The Final Week of the Tupelo Press Poetry 30/30 Project

Well, I’m limping toward home plate, so to speak!  This month has been a great exercise in daily writing and revising (it hasn’t been such a great exercise in daily exercise, alas. I’ll need to get physical activity back into my routine!)  I hope you’re still reading along! Today’s poem is called Abstract Tree Forms, Emily Carr.

I’ve decided that this final week I’ll work on a series of poems using what is called ekphrasis.   Ekphrasis in its most basic definition takes the description of another work of (visual) art as its starting point.  This practice has a long history throughout literature dating from the Greeks up through Keat’s Ode on Grecian Urn and even, as my husband pointed out, in music – his example being Queen’s The Fairy-Feller’s Master-Stroke.

I have a massive collection of art postcards that I started collecting in college, and now I intentionally pick out one or two new postcards whenever I visit a new museum.  This gives me a lot of options for personally meaningful images to draw from.  I decided to write this first one from one of my oldest postcards, which I bought on a visit to the Vancouver art museum when I was visiting my friend Kelli at university there in the late nineties.  It was a neat moment because I had just read a Smithsonian magazine article about the artist, Emily Carr, and it just so happened that some of her masterworks were on display nearby at the time of my visit.  The postcard I picked up there has been up on many, many office and apartment walls since then, and it was fun to write about it these many years later.

As a reminder, the goal of this project is to help Tupelo raise money for it’s publishing endeavors.  If you are able, consider giving $5 on my behalf to help out.  Here is the link to their online donation system.
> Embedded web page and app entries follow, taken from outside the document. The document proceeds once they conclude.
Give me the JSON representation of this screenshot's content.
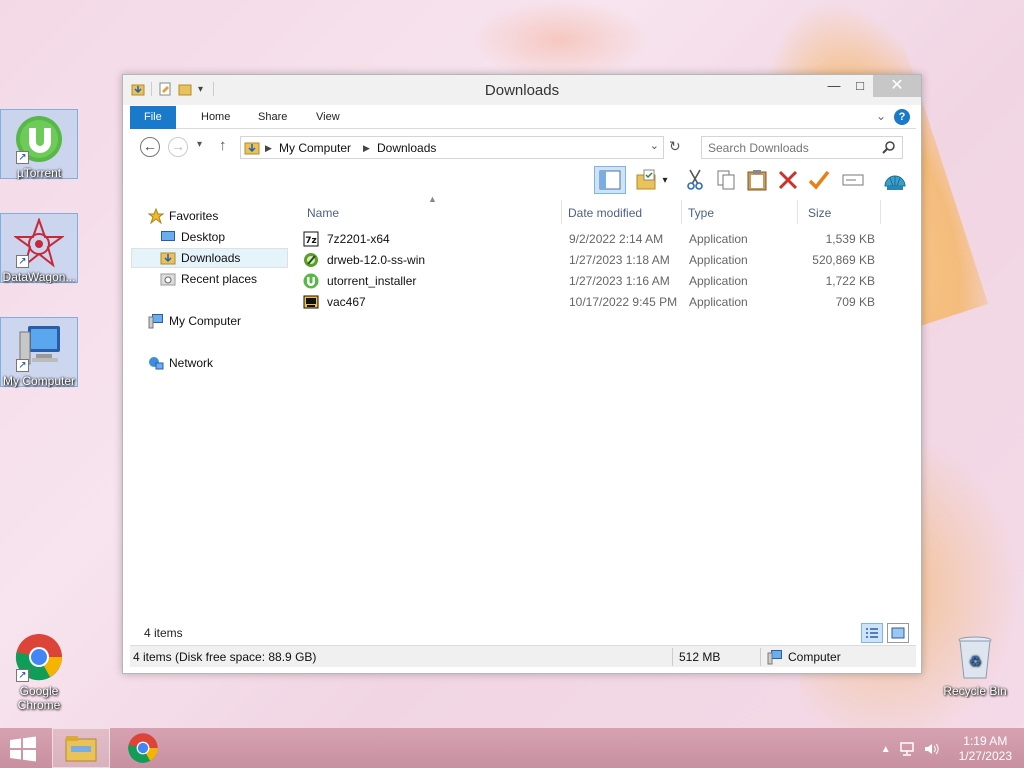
{
  "desktop": {
    "icons": [
      {
        "label": "µTorrent"
      },
      {
        "label": "DataWagon..."
      },
      {
        "label": "My Computer"
      },
      {
        "label": "Google Chrome"
      },
      {
        "label": "Recycle Bin"
      }
    ]
  },
  "window": {
    "title": "Downloads",
    "ribbon": {
      "tabs": [
        "File",
        "Home",
        "Share",
        "View"
      ],
      "help": "?"
    },
    "address": {
      "crumbs": [
        "My Computer",
        "Downloads"
      ],
      "search_placeholder": "Search Downloads"
    },
    "nav": {
      "favorites": "Favorites",
      "desktop": "Desktop",
      "downloads": "Downloads",
      "recent": "Recent places",
      "computer": "My Computer",
      "network": "Network"
    },
    "columns": {
      "name": "Name",
      "date": "Date modified",
      "type": "Type",
      "size": "Size"
    },
    "files": [
      {
        "name": "7z2201-x64",
        "date": "9/2/2022 2:14 AM",
        "type": "Application",
        "size": "1,539 KB"
      },
      {
        "name": "drweb-12.0-ss-win",
        "date": "1/27/2023 1:18 AM",
        "type": "Application",
        "size": "520,869 KB"
      },
      {
        "name": "utorrent_installer",
        "date": "1/27/2023 1:16 AM",
        "type": "Application",
        "size": "1,722 KB"
      },
      {
        "name": "vac467",
        "date": "10/17/2022 9:45 PM",
        "type": "Application",
        "size": "709 KB"
      }
    ],
    "item_count": "4 items",
    "status": {
      "left": "4 items (Disk free space: 88.9 GB)",
      "size": "512 MB",
      "location": "Computer"
    }
  },
  "taskbar": {
    "time": "1:19 AM",
    "date": "1/27/2023"
  },
  "colors": {
    "accent": "#1979ca",
    "selection": "#cde4f7"
  }
}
Thanks!

“Chores” Tupelo Press Poetry 30/30 Project Day 23

Look, it’s a sonnet!  Well, today’s poem, Chores, at least resembles a sonnet even if its rhyme scheme isn’t the interlaced alternating rhymes that some of the more formal sonnets require.  I’m pleased nonetheless.  The first few lines of this one sprung into mind quite easily as I was making a pie for a friend’s “beer and pie” birthday party tonight, using the only fruit I had in the house (thank goodness blueberries were on sale this week).  I often get good ideas for writing while I cook, and I think the practices aren’t dissimilar.  For both, you have to use what you already have in the house, beware-ing exotic ingredients, and they often take longer than you think they will.

As a reminder, the goal of this project is to help Tupelo raise money for it’s publishing endeavors.  If you are able, consider giving $5 on my behalf to help out.  Here is the link to their online donation system. Thanks!

“Midlife” Tupelo Press Poetry 30/30 Project Day 22

Oops, it looks like I am just now remembering to post today’s Tupelo 30/30 project poem, Midlife.  This is what happens when my baby doesn’t take his morning nap, the whole routine goes out the window!  Seriously, though, I am feeling pretty heroic for even attempting to do this project while caring for a toddler. 🙂

As a reminder, the goal of this project is to help Tupelo raise money for it’s publishing endeavors.  If you are able, consider giving $5 on my behalf to help out.  Here is the link to their online donation system. Thanks!

“Coleman” Tupelo Press Poetry 30/30 Project Day 21

I was at REI the other day and saw that those old Coleman propane lanterns I remember from my past have been mostly overshadowed by electric LED bulb lanterns.  This made me vaguely sad, which is where this poem, Coleman, came from.

As a reminder, the goal of this project is to help Tupelo raise money for it’s publishing endeavors.  If you are able, consider giving $5 on my behalf to help out.  Here is the link to their online donation system. Thanks!

“Trim” Tupelo Press Poetry 30/30 Project Day 20

I think my poems for Tupelo Press’s 30/30 Project have taken a domestic turn!  Today’s poem, Trim, arose out of some of my landscaping chores this summer.

As a reminder, the goal of this project is to help Tupelo raise money for it’s publishing endeavors.  If you are able, consider giving $5 on my behalf to help out.  Here is the link to their online donation system. Thanks!